Berkshire shares are cheap in their own right and should trade around the $145,000 mark ($96 per B share) based on Berkshire's historic book value median of 1.6x. Most analysts continue to model Berkshire primarily as an insurance company which is meritable, given that Berkshire's insurance businesses we value around $85,000 per A share. However, the Burlington (BNI) acquisition has transformed Berkshire's earnings power to suggest a book value analysis consistent with that of a railroad for its representative part of earnings. Most railroads carry a book value between 2.0x and 2.5x which suggests Berkshire at 1.7x or 1.8x with all else equal. A second flaw in most analyst models interprets market prices as the fair value of Berkshire holdings-- to this end, large holdings like American Express (NYSE:AXP) and smaller holdings like US Gypsum (NYSE:USG) remain significantly undervalued, and that percolates through the models to an inaccurate, lower Berkshire valuation.
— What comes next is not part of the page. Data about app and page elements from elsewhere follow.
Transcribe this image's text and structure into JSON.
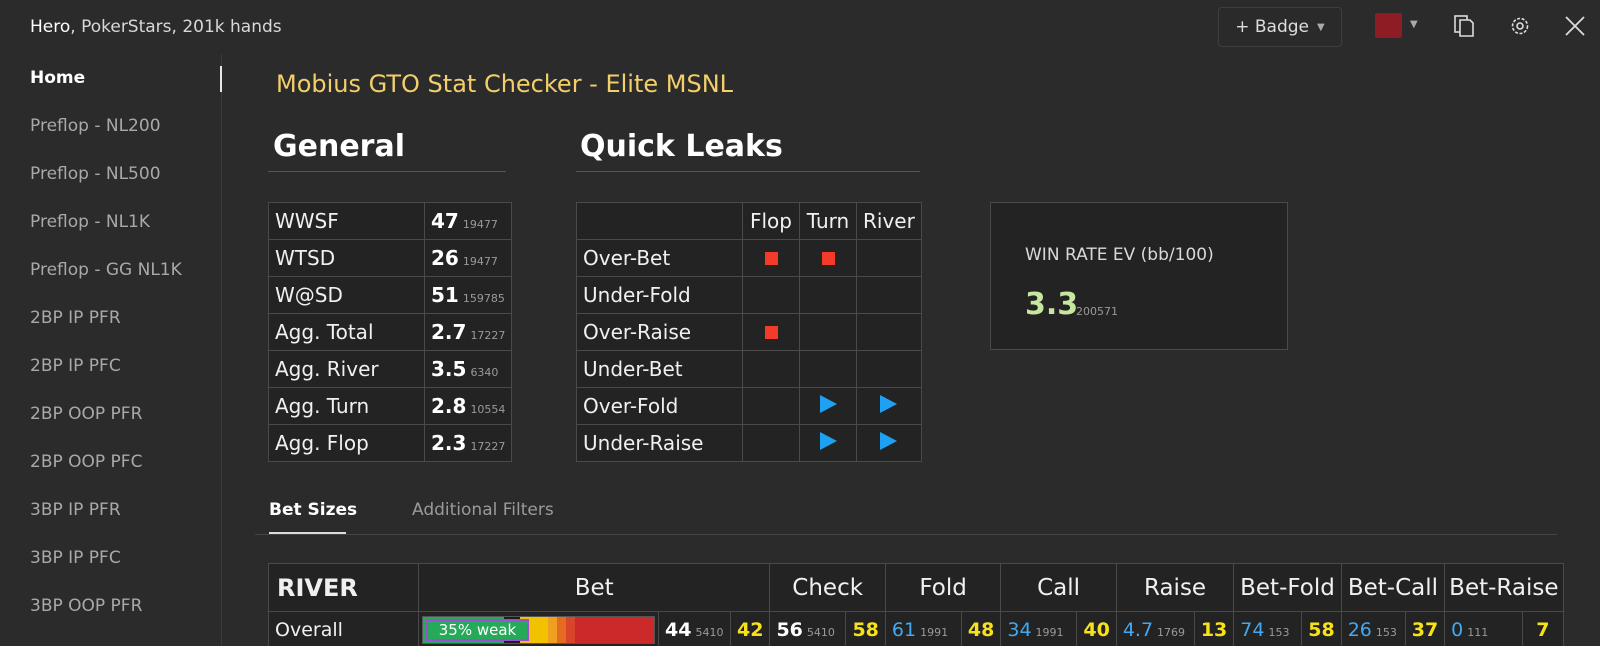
{
  "window": {
    "title_hero": "Hero",
    "title_rest": ", PokerStars, 201k hands",
    "badge_label": "+ Badge",
    "color_swatch": "#8e1c24"
  },
  "sidebar": {
    "items": [
      {
        "label": "Home",
        "active": true
      },
      {
        "label": "Preflop - NL200"
      },
      {
        "label": "Preflop - NL500"
      },
      {
        "label": "Preflop - NL1K"
      },
      {
        "label": "Preflop - GG NL1K"
      },
      {
        "label": "2BP IP PFR"
      },
      {
        "label": "2BP IP PFC"
      },
      {
        "label": "2BP OOP PFR"
      },
      {
        "label": "2BP OOP PFC"
      },
      {
        "label": "3BP IP PFR"
      },
      {
        "label": "3BP IP PFC"
      },
      {
        "label": "3BP OOP PFR"
      }
    ]
  },
  "main": {
    "title": "Mobius GTO Stat Checker - Elite MSNL",
    "general": {
      "heading": "General",
      "rows": [
        {
          "label": "WWSF",
          "value": "47",
          "count": "19477"
        },
        {
          "label": "WTSD",
          "value": "26",
          "count": "19477"
        },
        {
          "label": "W@SD",
          "value": "51",
          "count": "159785"
        },
        {
          "label": "Agg. Total",
          "value": "2.7",
          "count": "17227"
        },
        {
          "label": "Agg. River",
          "value": "3.5",
          "count": "6340"
        },
        {
          "label": "Agg. Turn",
          "value": "2.8",
          "count": "10554"
        },
        {
          "label": "Agg. Flop",
          "value": "2.3",
          "count": "17227"
        }
      ]
    },
    "quick_leaks": {
      "heading": "Quick Leaks",
      "columns": [
        "Flop",
        "Turn",
        "River"
      ],
      "rows": [
        {
          "label": "Over-Bet",
          "marks": [
            "red-square",
            "red-square",
            ""
          ]
        },
        {
          "label": "Under-Fold",
          "marks": [
            "",
            "",
            ""
          ]
        },
        {
          "label": "Over-Raise",
          "marks": [
            "red-square",
            "",
            ""
          ]
        },
        {
          "label": "Under-Bet",
          "marks": [
            "",
            "",
            ""
          ]
        },
        {
          "label": "Over-Fold",
          "marks": [
            "",
            "blue-arrow",
            "blue-arrow"
          ]
        },
        {
          "label": "Under-Raise",
          "marks": [
            "",
            "blue-arrow",
            "blue-arrow"
          ]
        }
      ]
    },
    "win_rate": {
      "label": "WIN RATE EV (bb/100)",
      "value": "3.3",
      "count": "200571"
    },
    "tabs": [
      "Bet Sizes",
      "Additional Filters"
    ],
    "river": {
      "headers": [
        "RIVER",
        "Bet",
        "Check",
        "Fold",
        "Call",
        "Raise",
        "Bet-Fold",
        "Bet-Call",
        "Bet-Raise"
      ],
      "overall": {
        "label": "Overall",
        "weak_label": "35% weak",
        "bet_segments": [
          {
            "color": "#27a95a",
            "share": 0.35
          },
          {
            "color": "#1d1d1d",
            "share": 0.07
          },
          {
            "color": "#f2c200",
            "share": 0.12
          },
          {
            "color": "#f0a020",
            "share": 0.04
          },
          {
            "color": "#e56a22",
            "share": 0.04
          },
          {
            "color": "#d8442c",
            "share": 0.04
          },
          {
            "color": "#cc2a2a",
            "share": 0.34
          }
        ],
        "bet": {
          "value": "44",
          "count": "5410",
          "ref": "42"
        },
        "check": {
          "value": "56",
          "count": "5410",
          "ref": "58"
        },
        "fold": {
          "value": "61",
          "count": "1991",
          "ref": "48"
        },
        "call": {
          "value": "34",
          "count": "1991",
          "ref": "40"
        },
        "raise": {
          "value": "4.7",
          "count": "1769",
          "ref": "13"
        },
        "bet_fold": {
          "value": "74",
          "count": "153",
          "ref": "58"
        },
        "bet_call": {
          "value": "26",
          "count": "153",
          "ref": "37"
        },
        "bet_raise": {
          "value": "0",
          "count": "111",
          "ref": "7"
        }
      }
    }
  }
}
Misunderstanding valuation and a stagnant price need not militate a dividend policy, however. Buffett views the entirety of Berkshire as an insurance company. Consistent with this view he has entered into short put positions on various market indices (effectively amounting to an insurance policy). Buffett also takes his position as a financial steward, not only for shareholders but also all Americans, very seriously. In the 2009 Annual report from last spring, Buffett wrote:

We will never become dependent on the kindness of strangers. Too-big-to-fail is not a fallback position at Berkshire. Instead, we will always arrange our affairs so that any requirements for cash we may conceivably have will be dwarfed by our own liquidity. Moreover, that liquidity will be constantly refreshed by a gusher of earnings from our many and diverse businesses. When the financial system went into cardiac arrest in September 2008, Berkshire was a supplier of liquidity and capital to the system, not a supplicant. At the very peak of the crisis, we poured $15.5 billion into a business world that could otherwise look only to the federal government for help. Of that, $9 billion went to bolster capital at three highly-regarded and previously-secure American businesses that needed – without delay – our tangible vote of confidence.

Buffett's approach with Berkshire departs from other insurers and conglomerates, including majority-owned Wesco (NYSEMKT:WSC-OLD), in that his aim is to never directly risk permanent impairment to liquidity. He even emphasized that Berkshire was a liquidity supplier. Thus, while maintaining a dividend policy at Wesco is acceptable, a dividend constrains Buffett's Berkshire from being nimble with its cash at the time that it is most fruitful to deploy it.

It is on this note that Stifel Nikolaus analysts have it right but they could take it a step further. Initiating a dividend is not likely because of the backstop a hoard of cash provides to Berkshire's insurance businesses. It is furthermore unlikely because Buffett views the entire entity as insurer, and not just the part we value in the $80,000 (per A share) range.

Disclosure: I am long BRK.B. Author is also short puts on BRK.B.